● What to produce
Print the whole listing again exactly as it stands, leaving out any images.

● Data records
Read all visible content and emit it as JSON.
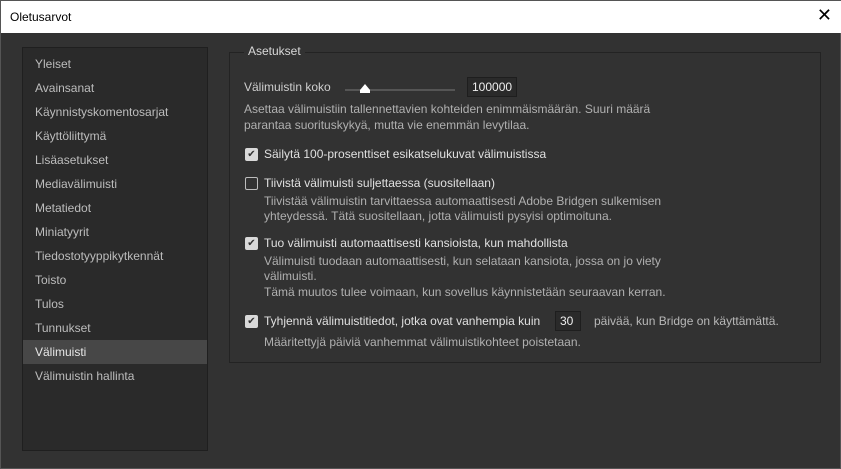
{
  "window": {
    "title": "Oletusarvot",
    "close": "✕"
  },
  "sidebar": {
    "items": [
      "Yleiset",
      "Avainsanat",
      "Käynnistyskomentosarjat",
      "Käyttöliittymä",
      "Lisäasetukset",
      "Mediavälimuisti",
      "Metatiedot",
      "Miniatyyrit",
      "Tiedostotyyppikytkennät",
      "Toisto",
      "Tulos",
      "Tunnukset",
      "Välimuisti",
      "Välimuistin hallinta"
    ],
    "selected": "Välimuisti"
  },
  "settings": {
    "legend": "Asetukset",
    "cache_size_label": "Välimuistin koko",
    "cache_size_value": "100000",
    "cache_size_slider_fraction": 0.2,
    "cache_size_desc1": "Asettaa välimuistiin tallennettavien kohteiden enimmäismäärän. Suuri määrä",
    "cache_size_desc2": "parantaa suorituskykyä, mutta vie enemmän levytilaa.",
    "keep_previews": {
      "label": "Säilytä 100-prosenttiset esikatselukuvat välimuistissa",
      "checked": true
    },
    "compact": {
      "label": "Tiivistä välimuisti suljettaessa (suositellaan)",
      "checked": false,
      "desc1": "Tiivistää välimuistin tarvittaessa automaattisesti Adobe Bridgen sulkemisen",
      "desc2": "yhteydessä. Tätä suositellaan, jotta välimuisti pysyisi optimoituna."
    },
    "auto_export": {
      "label": "Tuo välimuisti automaattisesti kansioista, kun mahdollista",
      "checked": true,
      "desc1": "Välimuisti tuodaan automaattisesti, kun selataan kansiota, jossa on jo viety",
      "desc2": "välimuisti.",
      "desc3": "Tämä muutos tulee voimaan, kun sovellus käynnistetään seuraavan kerran."
    },
    "purge": {
      "label": "Tyhjennä välimuistitiedot, jotka ovat vanhempia kuin",
      "days": "30",
      "suffix": "päivää, kun Bridge on käyttämättä.",
      "checked": true,
      "desc": "Määritettyjä päiviä vanhemmat välimuistikohteet poistetaan."
    },
    "check": "✔"
  }
}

● Written solution
Read all visible content and emit it as JSON.
{
  "window": {
    "title": "Oletusarvot",
    "close": "✕"
  },
  "sidebar": {
    "items": [
      "Yleiset",
      "Avainsanat",
      "Käynnistyskomentosarjat",
      "Käyttöliittymä",
      "Lisäasetukset",
      "Mediavälimuisti",
      "Metatiedot",
      "Miniatyyrit",
      "Tiedostotyyppikytkennät",
      "Toisto",
      "Tulos",
      "Tunnukset",
      "Välimuisti",
      "Välimuistin hallinta"
    ],
    "selected": "Välimuisti"
  },
  "settings": {
    "legend": "Asetukset",
    "cache_size_label": "Välimuistin koko",
    "cache_size_value": "100000",
    "cache_size_slider_fraction": 0.2,
    "cache_size_desc1": "Asettaa välimuistiin tallennettavien kohteiden enimmäismäärän. Suuri määrä",
    "cache_size_desc2": "parantaa suorituskykyä, mutta vie enemmän levytilaa.",
    "keep_previews": {
      "label": "Säilytä 100-prosenttiset esikatselukuvat välimuistissa",
      "checked": true
    },
    "compact": {
      "label": "Tiivistä välimuisti suljettaessa (suositellaan)",
      "checked": false,
      "desc1": "Tiivistää välimuistin tarvittaessa automaattisesti Adobe Bridgen sulkemisen",
      "desc2": "yhteydessä. Tätä suositellaan, jotta välimuisti pysyisi optimoituna."
    },
    "auto_export": {
      "label": "Tuo välimuisti automaattisesti kansioista, kun mahdollista",
      "checked": true,
      "desc1": "Välimuisti tuodaan automaattisesti, kun selataan kansiota, jossa on jo viety",
      "desc2": "välimuisti.",
      "desc3": "Tämä muutos tulee voimaan, kun sovellus käynnistetään seuraavan kerran."
    },
    "purge": {
      "label": "Tyhjennä välimuistitiedot, jotka ovat vanhempia kuin",
      "days": "30",
      "suffix": "päivää, kun Bridge on käyttämättä.",
      "checked": true,
      "desc": "Määritettyjä päiviä vanhemmat välimuistikohteet poistetaan."
    },
    "check": "✔"
  }
}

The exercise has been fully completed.